  • Welcome to the site Mark, thank you for submitting an answer from experience. I had to downvote your answer because I strongly disagree with your final suggestion. Lying by omission is still lying and whenever a resume includes an education section it's assumed that the person graduated and obtained the standard degree that the education awards. Even if the OP can likely get away with this because he got a Master's afterwards, being caught misrepresenting yourself on your resume is a good way to have your candidacy rejected or to get fired for cause. – Lilienthal Feb 15 '16 at 14:08
  • 1
    I don't consider it a lie to state work in progress towards a degree or certificate, and I have seen that situation often, especially while recruiting on campus. Some list courses and class projects. It isn't a lie if they don't list classes they haven't taken. The best approach is to accurately describe what is relevant and that you believe qualifies you for the position, and in this scenario I believe the work in progress would be relevant. This does point out that it depends on the interviewer, and we are always in danger of assumptions that you never get the opportunity to defend. – Mark Snyder Feb 16 '16 at 1:49
  • "As a former instructor, if someone came to me even years later to try and resolve a situation like this, I wouldn't be able to promise anything, but I would try to help..." - I don't think the OP intends to go back to the university to finish his program. He has since moved on. – Brandin Feb 16 '16 at 10:53
0

Having a not dissimilar situation (different education level, but similar amount of time spent), I would focus on two sections:

  1. The skills gained in your undergrad studies. This point is essentially showing that you weren't slacking off, and that you learnt the things that you needed to learn, you simply didn't go through that final step. Point out the projects completed, the skills (hard and soft) that you developed and refined. Don't focus on what you didn't do, focus on what you did.

  2. The opportunity that shifted your course. You didn't flunk out of the course and go back home to wallow in a basement, you left your studies to pursue a more practical, hand-on education within a developing company. If you want to "get real" with the interviewers, you can mention something like, there weren't any essays to write, or they were willing to pay for the same work that the university wanted, but be careful with being flippant about things that may not be taken as intended.

The key points that you need to emphasise are what you learnt, and that you moved on.

Do be aware that it's not a typical path, so have answers prepared for questions like "why didn't you just keep your head down for the last stretch?" and "You were awfully close, wasn't it tempting to just go for that final piece of paper?". I wouldn't broach the topic myself, but be ready for it when they do.

0

You don’t.

Note the schools you’ve attended and the year you’ve ended you’re attendance.

Saying you’ve attended Such and such university and was majoring in such and such is not a lie.

There’s no need to express the conclusion if not asked especially with the successful career you’ve maintained despite of.

P.s.

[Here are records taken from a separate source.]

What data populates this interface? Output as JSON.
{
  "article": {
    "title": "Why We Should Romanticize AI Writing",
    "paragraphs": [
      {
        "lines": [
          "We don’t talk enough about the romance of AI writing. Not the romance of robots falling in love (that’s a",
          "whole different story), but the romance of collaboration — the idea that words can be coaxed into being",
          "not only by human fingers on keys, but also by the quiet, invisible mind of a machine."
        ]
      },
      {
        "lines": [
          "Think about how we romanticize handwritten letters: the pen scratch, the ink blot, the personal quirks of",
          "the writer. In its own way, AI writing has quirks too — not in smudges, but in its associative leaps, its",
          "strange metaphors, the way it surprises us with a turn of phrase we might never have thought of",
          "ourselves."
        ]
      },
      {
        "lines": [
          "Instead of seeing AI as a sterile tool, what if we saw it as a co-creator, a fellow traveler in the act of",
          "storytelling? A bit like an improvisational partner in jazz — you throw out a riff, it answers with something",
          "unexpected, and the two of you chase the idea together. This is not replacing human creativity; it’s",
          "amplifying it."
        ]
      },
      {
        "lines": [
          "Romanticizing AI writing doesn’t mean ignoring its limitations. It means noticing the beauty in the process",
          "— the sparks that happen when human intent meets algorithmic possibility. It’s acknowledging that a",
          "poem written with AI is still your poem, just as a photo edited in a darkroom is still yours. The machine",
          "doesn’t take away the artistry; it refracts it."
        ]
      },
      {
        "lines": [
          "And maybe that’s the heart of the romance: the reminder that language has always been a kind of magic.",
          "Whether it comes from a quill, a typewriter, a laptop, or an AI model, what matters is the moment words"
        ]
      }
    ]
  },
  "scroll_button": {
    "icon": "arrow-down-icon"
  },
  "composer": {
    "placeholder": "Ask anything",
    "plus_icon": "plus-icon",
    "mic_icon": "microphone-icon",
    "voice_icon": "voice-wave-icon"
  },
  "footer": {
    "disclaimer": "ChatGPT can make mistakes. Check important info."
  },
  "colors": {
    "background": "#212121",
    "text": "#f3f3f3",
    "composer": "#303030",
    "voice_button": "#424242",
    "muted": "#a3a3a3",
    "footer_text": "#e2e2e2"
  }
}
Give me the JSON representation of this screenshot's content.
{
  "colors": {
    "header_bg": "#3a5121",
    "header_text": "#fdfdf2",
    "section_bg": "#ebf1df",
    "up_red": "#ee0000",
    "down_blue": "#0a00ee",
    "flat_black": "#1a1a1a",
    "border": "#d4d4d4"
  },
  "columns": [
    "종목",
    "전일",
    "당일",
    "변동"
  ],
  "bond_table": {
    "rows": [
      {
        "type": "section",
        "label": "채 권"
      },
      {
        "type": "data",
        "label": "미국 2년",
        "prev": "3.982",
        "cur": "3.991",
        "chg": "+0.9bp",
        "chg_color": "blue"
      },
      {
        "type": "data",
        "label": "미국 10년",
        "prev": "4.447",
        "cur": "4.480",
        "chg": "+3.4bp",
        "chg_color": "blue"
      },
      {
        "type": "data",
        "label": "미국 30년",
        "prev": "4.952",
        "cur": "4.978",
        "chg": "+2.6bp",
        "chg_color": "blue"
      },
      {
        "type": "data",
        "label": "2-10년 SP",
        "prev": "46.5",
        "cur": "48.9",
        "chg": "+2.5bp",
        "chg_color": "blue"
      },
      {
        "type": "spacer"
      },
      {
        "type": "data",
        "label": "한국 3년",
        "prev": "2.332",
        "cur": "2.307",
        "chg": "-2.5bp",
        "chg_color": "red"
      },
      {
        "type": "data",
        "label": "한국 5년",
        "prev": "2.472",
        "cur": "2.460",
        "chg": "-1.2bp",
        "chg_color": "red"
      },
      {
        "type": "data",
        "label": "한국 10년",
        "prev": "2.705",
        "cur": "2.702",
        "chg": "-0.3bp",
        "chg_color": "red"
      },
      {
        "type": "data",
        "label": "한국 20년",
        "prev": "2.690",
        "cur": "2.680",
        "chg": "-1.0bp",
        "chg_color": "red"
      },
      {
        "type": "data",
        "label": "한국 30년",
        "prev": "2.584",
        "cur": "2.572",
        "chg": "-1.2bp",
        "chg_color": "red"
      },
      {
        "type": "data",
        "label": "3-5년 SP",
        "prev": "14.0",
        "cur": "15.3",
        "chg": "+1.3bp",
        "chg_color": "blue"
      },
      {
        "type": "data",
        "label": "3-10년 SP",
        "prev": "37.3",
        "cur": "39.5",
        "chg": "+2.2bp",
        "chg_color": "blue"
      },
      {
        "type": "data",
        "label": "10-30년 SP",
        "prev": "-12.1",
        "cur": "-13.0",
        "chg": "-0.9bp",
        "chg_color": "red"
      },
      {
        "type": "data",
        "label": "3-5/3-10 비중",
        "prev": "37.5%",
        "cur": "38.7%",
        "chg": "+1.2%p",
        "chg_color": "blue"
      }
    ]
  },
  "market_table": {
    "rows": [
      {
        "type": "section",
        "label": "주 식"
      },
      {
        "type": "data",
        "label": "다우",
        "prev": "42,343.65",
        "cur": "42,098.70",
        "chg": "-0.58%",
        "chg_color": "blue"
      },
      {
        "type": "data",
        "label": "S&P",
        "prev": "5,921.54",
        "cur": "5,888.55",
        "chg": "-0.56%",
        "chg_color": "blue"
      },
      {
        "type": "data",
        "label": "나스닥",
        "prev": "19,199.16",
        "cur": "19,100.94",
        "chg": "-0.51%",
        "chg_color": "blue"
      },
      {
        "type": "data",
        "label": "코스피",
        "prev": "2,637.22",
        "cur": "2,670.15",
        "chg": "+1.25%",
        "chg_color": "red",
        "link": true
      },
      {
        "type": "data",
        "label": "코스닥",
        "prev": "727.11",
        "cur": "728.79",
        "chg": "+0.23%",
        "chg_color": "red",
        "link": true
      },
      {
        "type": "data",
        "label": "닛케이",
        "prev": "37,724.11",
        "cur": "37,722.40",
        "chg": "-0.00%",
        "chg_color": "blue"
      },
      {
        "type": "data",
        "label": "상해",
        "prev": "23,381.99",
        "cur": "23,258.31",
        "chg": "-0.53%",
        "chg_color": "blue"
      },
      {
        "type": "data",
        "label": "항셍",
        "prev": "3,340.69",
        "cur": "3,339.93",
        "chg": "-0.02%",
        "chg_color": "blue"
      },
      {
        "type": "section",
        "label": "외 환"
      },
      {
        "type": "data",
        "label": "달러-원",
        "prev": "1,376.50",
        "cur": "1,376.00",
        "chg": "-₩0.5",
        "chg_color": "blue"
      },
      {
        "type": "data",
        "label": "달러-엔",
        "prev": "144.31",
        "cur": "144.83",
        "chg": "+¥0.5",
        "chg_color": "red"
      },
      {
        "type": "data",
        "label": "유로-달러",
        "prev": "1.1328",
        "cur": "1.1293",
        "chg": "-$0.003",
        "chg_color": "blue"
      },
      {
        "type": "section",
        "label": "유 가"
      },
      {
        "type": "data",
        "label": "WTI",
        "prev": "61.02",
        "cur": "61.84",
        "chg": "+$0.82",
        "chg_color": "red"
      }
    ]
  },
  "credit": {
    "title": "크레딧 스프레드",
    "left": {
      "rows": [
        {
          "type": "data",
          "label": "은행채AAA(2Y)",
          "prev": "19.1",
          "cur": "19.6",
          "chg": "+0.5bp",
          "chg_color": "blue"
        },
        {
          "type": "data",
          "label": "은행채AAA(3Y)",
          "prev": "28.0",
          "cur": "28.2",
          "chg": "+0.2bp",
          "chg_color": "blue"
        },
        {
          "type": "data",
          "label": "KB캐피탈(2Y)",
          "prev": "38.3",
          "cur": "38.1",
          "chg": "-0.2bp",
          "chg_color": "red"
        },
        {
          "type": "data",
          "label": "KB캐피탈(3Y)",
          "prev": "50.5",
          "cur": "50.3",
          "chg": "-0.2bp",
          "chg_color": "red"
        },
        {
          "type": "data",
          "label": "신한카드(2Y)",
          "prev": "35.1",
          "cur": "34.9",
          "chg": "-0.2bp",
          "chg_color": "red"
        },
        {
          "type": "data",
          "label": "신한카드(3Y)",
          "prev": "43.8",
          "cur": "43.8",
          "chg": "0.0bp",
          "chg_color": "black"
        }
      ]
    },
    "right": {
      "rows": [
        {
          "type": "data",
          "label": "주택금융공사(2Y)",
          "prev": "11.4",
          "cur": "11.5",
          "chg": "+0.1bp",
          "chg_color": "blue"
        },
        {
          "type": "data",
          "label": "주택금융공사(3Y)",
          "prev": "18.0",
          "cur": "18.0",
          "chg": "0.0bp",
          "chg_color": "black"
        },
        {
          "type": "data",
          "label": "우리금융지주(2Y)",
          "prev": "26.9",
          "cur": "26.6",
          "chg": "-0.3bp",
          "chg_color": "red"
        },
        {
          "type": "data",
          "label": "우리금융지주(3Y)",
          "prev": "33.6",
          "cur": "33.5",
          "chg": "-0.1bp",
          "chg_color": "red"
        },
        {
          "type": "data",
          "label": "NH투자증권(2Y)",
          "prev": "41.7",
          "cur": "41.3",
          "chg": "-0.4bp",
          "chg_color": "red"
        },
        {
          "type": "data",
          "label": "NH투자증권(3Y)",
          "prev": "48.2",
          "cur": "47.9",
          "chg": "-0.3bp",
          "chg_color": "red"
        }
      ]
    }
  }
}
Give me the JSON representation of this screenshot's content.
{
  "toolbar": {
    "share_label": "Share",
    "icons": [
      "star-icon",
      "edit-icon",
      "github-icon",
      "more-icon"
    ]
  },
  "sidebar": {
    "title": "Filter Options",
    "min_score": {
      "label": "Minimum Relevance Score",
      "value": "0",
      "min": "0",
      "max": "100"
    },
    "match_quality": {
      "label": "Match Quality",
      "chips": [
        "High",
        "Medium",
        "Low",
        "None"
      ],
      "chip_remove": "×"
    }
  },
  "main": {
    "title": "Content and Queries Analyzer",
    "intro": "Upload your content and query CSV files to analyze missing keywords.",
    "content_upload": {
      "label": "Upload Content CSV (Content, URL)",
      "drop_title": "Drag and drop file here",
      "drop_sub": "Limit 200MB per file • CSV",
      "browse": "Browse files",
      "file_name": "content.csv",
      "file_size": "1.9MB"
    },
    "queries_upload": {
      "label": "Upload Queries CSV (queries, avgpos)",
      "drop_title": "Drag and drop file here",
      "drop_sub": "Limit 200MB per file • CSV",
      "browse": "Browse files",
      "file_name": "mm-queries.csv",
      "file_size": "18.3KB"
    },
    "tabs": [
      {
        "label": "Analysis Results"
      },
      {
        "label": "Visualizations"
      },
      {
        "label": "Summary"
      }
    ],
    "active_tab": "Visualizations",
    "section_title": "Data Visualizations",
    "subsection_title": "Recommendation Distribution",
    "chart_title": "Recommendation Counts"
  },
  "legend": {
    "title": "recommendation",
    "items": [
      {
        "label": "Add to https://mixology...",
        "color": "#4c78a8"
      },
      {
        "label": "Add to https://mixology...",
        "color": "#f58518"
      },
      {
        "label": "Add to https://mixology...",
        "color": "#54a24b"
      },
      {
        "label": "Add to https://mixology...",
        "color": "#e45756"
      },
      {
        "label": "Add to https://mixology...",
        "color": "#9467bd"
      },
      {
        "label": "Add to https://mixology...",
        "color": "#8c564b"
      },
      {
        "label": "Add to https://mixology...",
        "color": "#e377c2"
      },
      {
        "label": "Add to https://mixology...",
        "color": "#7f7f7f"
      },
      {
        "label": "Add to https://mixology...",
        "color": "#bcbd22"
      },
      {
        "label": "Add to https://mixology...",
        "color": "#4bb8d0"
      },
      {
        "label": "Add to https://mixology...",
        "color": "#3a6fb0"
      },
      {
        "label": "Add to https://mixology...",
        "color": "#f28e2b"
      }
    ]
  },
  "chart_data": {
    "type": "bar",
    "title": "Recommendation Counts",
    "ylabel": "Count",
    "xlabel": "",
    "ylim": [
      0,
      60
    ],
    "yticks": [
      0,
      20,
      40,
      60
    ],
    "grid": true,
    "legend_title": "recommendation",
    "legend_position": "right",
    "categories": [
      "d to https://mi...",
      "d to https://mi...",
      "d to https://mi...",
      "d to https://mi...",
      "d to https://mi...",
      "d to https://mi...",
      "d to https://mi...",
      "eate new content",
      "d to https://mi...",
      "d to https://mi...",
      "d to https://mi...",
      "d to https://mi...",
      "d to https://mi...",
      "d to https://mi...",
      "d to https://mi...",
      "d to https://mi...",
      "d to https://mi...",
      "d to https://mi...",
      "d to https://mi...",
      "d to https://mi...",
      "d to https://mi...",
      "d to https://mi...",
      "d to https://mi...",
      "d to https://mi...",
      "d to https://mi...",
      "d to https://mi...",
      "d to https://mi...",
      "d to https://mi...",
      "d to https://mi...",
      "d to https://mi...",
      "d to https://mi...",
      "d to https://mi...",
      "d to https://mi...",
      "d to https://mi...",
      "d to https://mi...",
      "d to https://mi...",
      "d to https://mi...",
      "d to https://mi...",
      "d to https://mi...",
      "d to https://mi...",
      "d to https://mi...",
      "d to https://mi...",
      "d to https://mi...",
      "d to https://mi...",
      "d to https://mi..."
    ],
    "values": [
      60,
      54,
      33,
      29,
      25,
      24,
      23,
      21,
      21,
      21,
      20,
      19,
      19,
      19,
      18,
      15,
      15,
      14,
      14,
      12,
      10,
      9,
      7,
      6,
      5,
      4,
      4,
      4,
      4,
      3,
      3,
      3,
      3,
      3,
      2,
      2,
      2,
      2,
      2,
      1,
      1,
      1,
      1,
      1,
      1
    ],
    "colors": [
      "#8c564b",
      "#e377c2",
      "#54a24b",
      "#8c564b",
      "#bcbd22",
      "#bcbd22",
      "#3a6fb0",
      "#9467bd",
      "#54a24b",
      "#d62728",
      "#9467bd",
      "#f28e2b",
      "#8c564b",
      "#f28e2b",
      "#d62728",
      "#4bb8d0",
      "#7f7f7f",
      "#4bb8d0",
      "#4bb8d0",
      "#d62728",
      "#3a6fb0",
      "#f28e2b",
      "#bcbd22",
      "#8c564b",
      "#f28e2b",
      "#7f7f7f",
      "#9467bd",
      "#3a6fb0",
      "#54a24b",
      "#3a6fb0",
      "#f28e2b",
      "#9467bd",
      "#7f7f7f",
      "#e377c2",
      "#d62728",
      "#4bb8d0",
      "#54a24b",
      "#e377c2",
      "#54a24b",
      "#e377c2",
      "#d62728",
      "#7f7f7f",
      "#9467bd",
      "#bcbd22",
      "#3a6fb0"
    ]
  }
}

More power to you!! I’ve met/worked with MANY decorated with degrees and if they didn’t tell you you’d assume they’d never gone.

Your Answer

By clicking “Post Your Answer”, you agree to our terms of service, privacy policy and cookie policy

Not the answer you're looking for? Browse other questions tagged or ask your own question.